With open technology, Android helps developers keep up with the rapid change in the payments space
While many advancements in the payments space are consumer-driven, software developers can take credit for a tech trend gaining momentum: Android terminals.
Traditionally, developing software for a vendor’s payment terminal required working with a proprietary development platform and operating system. So, development not only took a significant investment of time and resources, but payment technology companies and acquirers also needed to find developers with expertise in that platform. While there is a limited number of developers who are experts in the various proprietary payment terminal platforms Android developers are much easier to find.

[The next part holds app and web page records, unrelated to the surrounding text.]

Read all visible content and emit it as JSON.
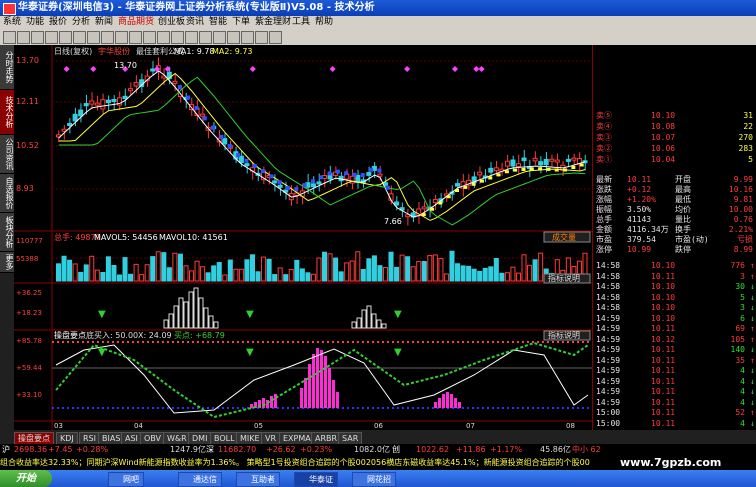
{
  "window": {
    "title": "华泰证券(深圳电信3) - 华泰证券网上证券分析系统(专业版Ⅱ)V5.08 - 技术分析"
  },
  "menu": [
    "系统",
    "功能",
    "报价",
    "分析",
    "新闻",
    "商品期货",
    "创业板",
    "资讯",
    "智能",
    "下单",
    "紫金理财",
    "工具",
    "帮助"
  ],
  "left_tabs": [
    "分时走势",
    "技术分析",
    "公司资讯",
    "自选报价",
    "板块分析",
    "更多"
  ],
  "chart": {
    "main_header": {
      "period": "日线(复权)",
      "stock": "宇华股份",
      "formula": "最佳套利公式",
      "ma1": "MA1: 9.78",
      "ma2": "MA2: 9.73"
    },
    "price_ticks": [
      "13.70",
      "12.11",
      "10.52",
      "8.93"
    ],
    "high_label": "13.70",
    "low_label": "7.66",
    "vol_header": {
      "label": "总手: 49879",
      "v5": "MAVOL5: 54456",
      "v10": "MAVOL10: 41561"
    },
    "vol_ticks": [
      "110777",
      "55388"
    ],
    "vol_button": "成交量",
    "ind1_button": "指标说明",
    "ind1_ticks": [
      "+36.25",
      "+18.23"
    ],
    "ind2_header": {
      "name": "操盘要点",
      "v1": "底买入: 50.00",
      "v2": "X: 24.09",
      "v3": "买点: +68.79"
    },
    "ind2_button": "指标说明",
    "ind2_ticks": [
      "+85.78",
      "+59.44",
      "+33.10"
    ],
    "month_ticks": [
      "03",
      "04",
      "05",
      "06",
      "07",
      "08",
      "09"
    ]
  },
  "quote_panel": {
    "asks": [
      [
        "卖⑤",
        "10.10",
        "31"
      ],
      [
        "卖④",
        "10.08",
        "22"
      ],
      [
        "卖③",
        "10.07",
        "270"
      ],
      [
        "卖②",
        "10.06",
        "283"
      ],
      [
        "卖①",
        "10.04",
        "5"
      ]
    ],
    "bids_title": "买①",
    "stats": [
      [
        "最新",
        "10.11",
        "开盘",
        "9.99"
      ],
      [
        "涨跌",
        "+0.12",
        "最高",
        "10.16"
      ],
      [
        "涨幅",
        "+1.20%",
        "最低",
        "9.81"
      ],
      [
        "振幅",
        "3.50%",
        "均价",
        "10.00"
      ],
      [
        "总手",
        "41143",
        "量比",
        "0.76"
      ],
      [
        "金额",
        "4116.34万",
        "换手",
        "2.21%"
      ],
      [
        "市盈",
        "379.54",
        "市盈(动)",
        "亏损"
      ],
      [
        "涨停",
        "10.99",
        "跌停",
        "8.99"
      ]
    ],
    "ticks": [
      [
        "14:58",
        "10.10",
        "776",
        "up"
      ],
      [
        "14:58",
        "10.11",
        "3",
        "up"
      ],
      [
        "14:58",
        "10.10",
        "30",
        "dn"
      ],
      [
        "14:58",
        "10.10",
        "5",
        "dn"
      ],
      [
        "14:58",
        "10.10",
        "3",
        "dn"
      ],
      [
        "14:59",
        "10.10",
        "6",
        "dn"
      ],
      [
        "14:59",
        "10.11",
        "69",
        "up"
      ],
      [
        "14:59",
        "10.12",
        "105",
        "up"
      ],
      [
        "14:59",
        "10.11",
        "140",
        "dn"
      ],
      [
        "14:59",
        "10.11",
        "35",
        "up"
      ],
      [
        "14:59",
        "10.11",
        "4",
        "dn"
      ],
      [
        "14:59",
        "10.11",
        "4",
        "dn"
      ],
      [
        "14:59",
        "10.11",
        "4",
        "dn"
      ],
      [
        "14:59",
        "10.11",
        "4",
        "dn"
      ],
      [
        "15:00",
        "10.11",
        "52",
        "up"
      ],
      [
        "15:00",
        "10.11",
        "4",
        "dn"
      ]
    ]
  },
  "bottom_tabs": [
    "操盘要点",
    "KDJ",
    "RSI",
    "BIAS",
    "ASI",
    "OBV",
    "W&R",
    "DMI",
    "BOLL",
    "MIKE",
    "VR",
    "EXPMA",
    "ARBR",
    "SAR"
  ],
  "index_bar": {
    "sh_label": "沪",
    "sh": "2698.36",
    "sh_chg": "+7.45",
    "sh_pct": "+0.28%",
    "sh_amt": "1247.9亿",
    "sz_label": "深",
    "sz": "11682.70",
    "sz_chg": "+26.62",
    "sz_pct": "+0.23%",
    "sz_amt": "1082.0亿",
    "cy_label": "创",
    "cy": "1022.62",
    "cy_chg": "+11.86",
    "cy_pct": "+1.17%",
    "cy_amt": "45.86亿",
    "extra": "中小 62"
  },
  "ticker": "组合收益率达32.33%；同期沪深Wind新能源指数收益率为1.36%。 策略型1号投资组合追踪的个股002056横店东磁收益率达45.1%；新能源投资组合追踪的个股00",
  "taskbar": {
    "start": "开始",
    "tasks": [
      "网吧",
      "通达信",
      "互助者",
      "华泰证",
      "网花招"
    ]
  },
  "watermark": "www.7gpzb.com",
  "colors": {
    "up": "#ff3b3b",
    "down": "#29e329",
    "ma1": "#ffffff",
    "ma2": "#ffff40",
    "ind_magenta": "#ff2bd6"
  }
}
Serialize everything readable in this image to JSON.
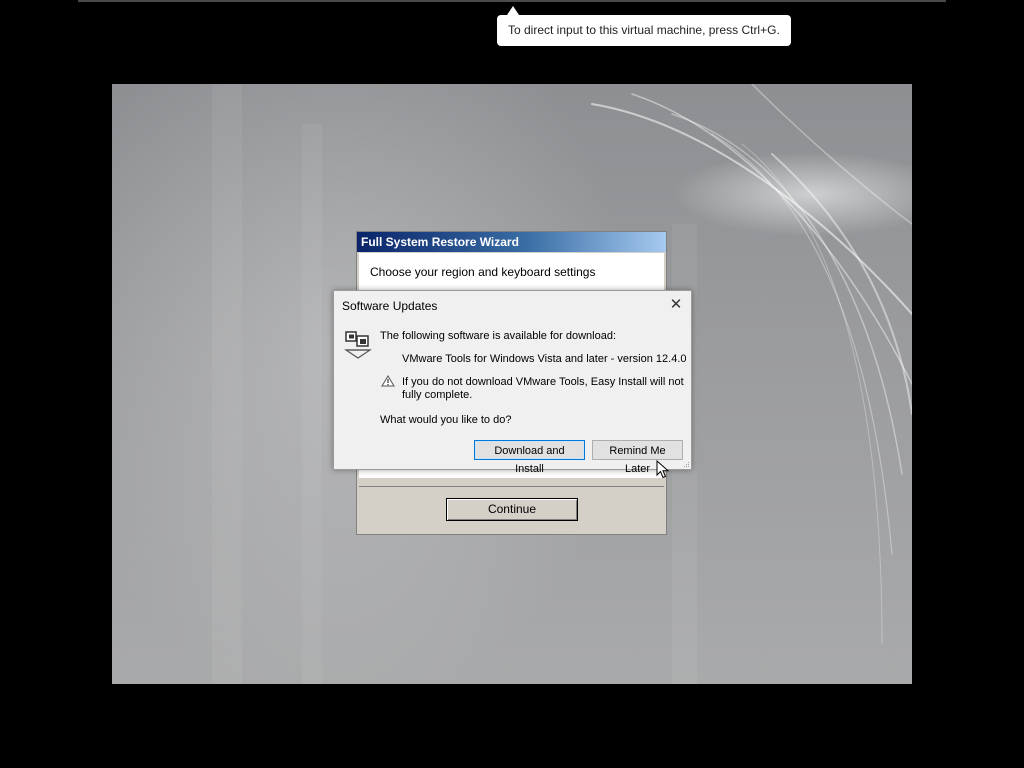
{
  "tooltip": {
    "text": "To direct input to this virtual machine, press Ctrl+G."
  },
  "wizard": {
    "title": "Full System Restore Wizard",
    "subtitle": "Choose your region and keyboard settings",
    "continue_label": "Continue"
  },
  "dialog": {
    "title": "Software Updates",
    "close_icon": "close-icon",
    "intro": "The following software is available for download:",
    "software_item": "VMware Tools for Windows Vista and later - version 12.4.0",
    "warning_line1": "If you do not download VMware Tools, Easy Install will not",
    "warning_line2": "fully complete.",
    "question": "What would you like to do?",
    "download_label": "Download and Install",
    "remind_label": "Remind Me Later"
  },
  "colors": {
    "wizard_title_start": "#0a246a",
    "wizard_title_end": "#a6caf0",
    "default_button_border": "#0078d7"
  }
}
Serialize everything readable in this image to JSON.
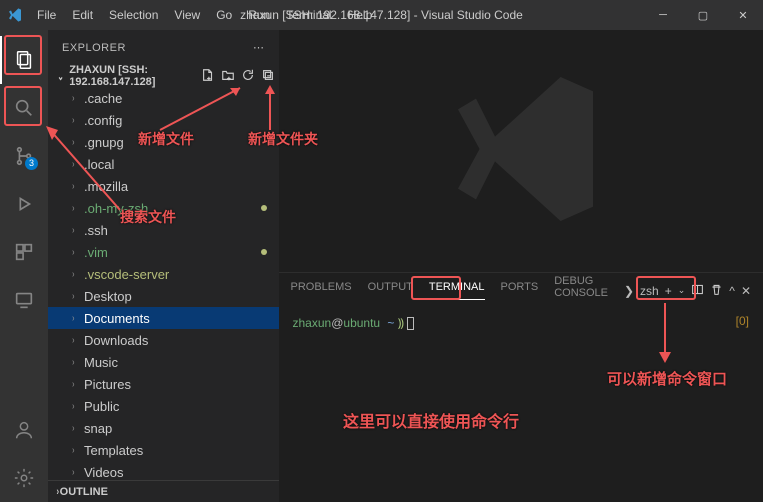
{
  "titlebar": {
    "menu": [
      "File",
      "Edit",
      "Selection",
      "View",
      "Go",
      "Run",
      "Terminal",
      "Help"
    ],
    "title": "zhaxun [SSH: 192.168.147.128] - Visual Studio Code"
  },
  "activitybar": {
    "scm_badge": "3"
  },
  "explorer": {
    "heading": "EXPLORER",
    "more": "⋯",
    "workspace": "ZHAXUN [SSH: 192.168.147.128]",
    "actions": {
      "new_file": "⊕",
      "new_folder": "⊞",
      "refresh": "↻",
      "collapse": "⊟"
    },
    "items": [
      {
        "label": ".cache",
        "type": "folder"
      },
      {
        "label": ".config",
        "type": "folder"
      },
      {
        "label": ".gnupg",
        "type": "folder"
      },
      {
        "label": ".local",
        "type": "folder"
      },
      {
        "label": ".mozilla",
        "type": "folder"
      },
      {
        "label": ".oh-my-zsh",
        "type": "folder",
        "mod": true,
        "green": true
      },
      {
        "label": ".ssh",
        "type": "folder"
      },
      {
        "label": ".vim",
        "type": "folder",
        "mod": true,
        "green": true
      },
      {
        "label": ".vscode-server",
        "type": "folder",
        "green2": true
      },
      {
        "label": "Desktop",
        "type": "folder"
      },
      {
        "label": "Documents",
        "type": "folder",
        "selected": true
      },
      {
        "label": "Downloads",
        "type": "folder"
      },
      {
        "label": "Music",
        "type": "folder"
      },
      {
        "label": "Pictures",
        "type": "folder"
      },
      {
        "label": "Public",
        "type": "folder"
      },
      {
        "label": "snap",
        "type": "folder"
      },
      {
        "label": "Templates",
        "type": "folder"
      },
      {
        "label": "Videos",
        "type": "folder"
      }
    ],
    "outline": "OUTLINE"
  },
  "panel": {
    "tabs": {
      "problems": "PROBLEMS",
      "output": "OUTPUT",
      "terminal": "TERMINAL",
      "ports": "PORTS",
      "debug": "DEBUG CONSOLE"
    },
    "shell": "zsh",
    "term": {
      "user": "zhaxun",
      "host": "ubuntu",
      "path": "~",
      "sym": "⸩",
      "idx": "[0]"
    }
  },
  "ann": {
    "new_file": "新增文件",
    "new_folder": "新增文件夹",
    "search": "搜索文件",
    "cmdline": "这里可以直接使用命令行",
    "new_term": "可以新增命令窗口"
  }
}
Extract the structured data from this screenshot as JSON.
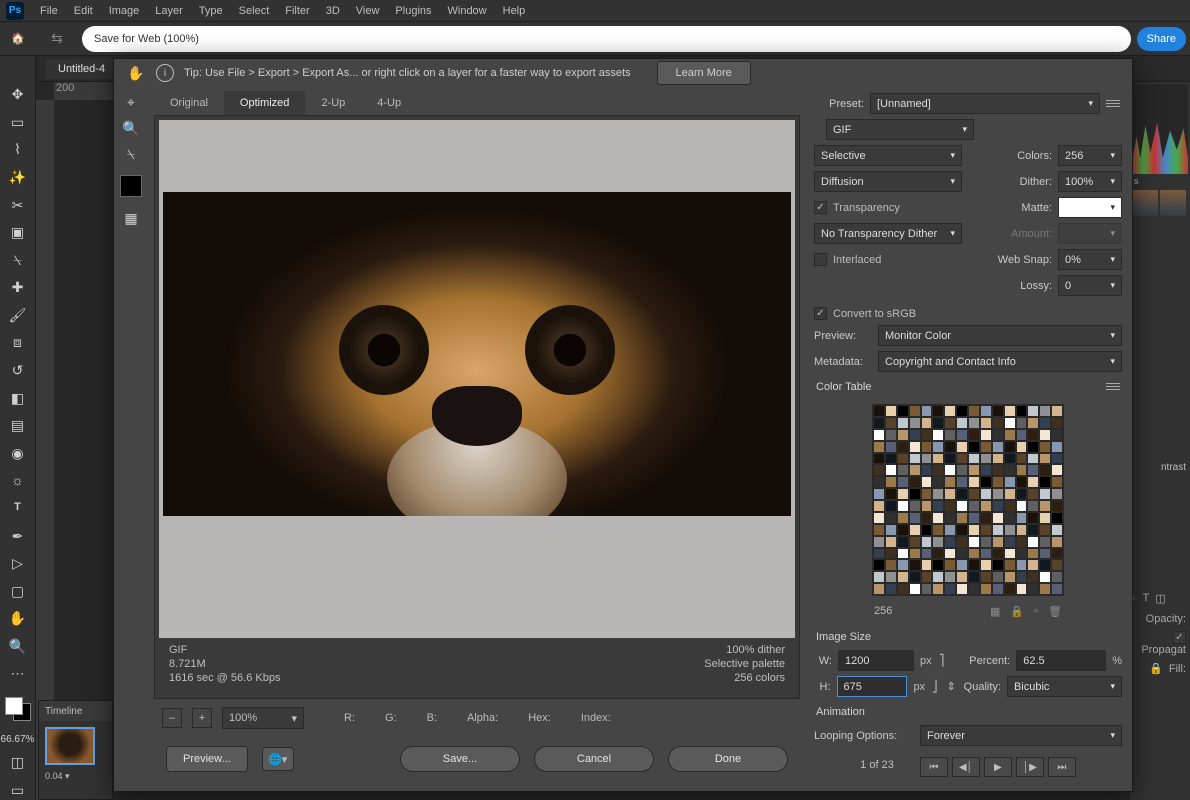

What Developers Can Do with Android
Once a payment technology company or acquirer assembles a world-class Android development team, the sky’s the limit. Android is an open platform, enabling integration with a broad range of solutions. This gives integrators, processors, acquirers in the payment space the opportunity to add functionality, like integration with accounts payable and invoicing. The door is also open to differentiating their offerings with solutions that meet the needs of certain verticals. For example, providing a terminal for nonprofits that can easily accept small donations via contactless payment or mobile wallet, or a pay-at-the-table solution for restaurants.
Furthermore, Android helps developers take those solutions to market more quickly. The Android OS includes resources that make developers’ lives easier, including communications and process flow. Access to these resources gives developers an easier path to completing projects. Overall, Android allows developers to create new features for payment solutions and do it in less time.
What Transactions Look Like at an Android Terminal
Although Android undoubtedly offers developers advantages, merchants and consumers also enjoy the benefits. For example, using Ingenico’s Axium DX8000 terminal, which runs on the Android OS, colours and font sizes can be programmed easily to assist consumers with vision impairments. The audio port on the DX8000 can be leveraged to help consumers with a visual impairment listen to terminal prompts on the terminal, if the prompts are difficult to see.
The large-screen on the DX8000 also creates an opportunity for merchants to engage customers at the point of sale with graphical images and messaging or even with ads to create a new revenue stream. These types of features can enhance experiences for consumers and also help small business owners compete more effectively with larger businesses that have invested in developing these capabilities at the point of sale.
The Outlook for Android Terminals
Over the last decade, the payment ecosystem has evolved rapidly, and it appears that change will continue to occur faster and faster. Developers of payment terminal solutions will find it difficult to keep up if they must continue to work with proprietary payment terminal platforms. Working with an Android payment terminal platform enables speed and flexibility that produces product features that drive consumer and merchant demand. Product development is easier and results in faster quality assurance testing when using Android terminals.
It's a win for integrators, processors and acquirers committed to innovation, but ultimately, merchants and consumers will benefit from feature-rich, user-friendly experiences at the point of sale.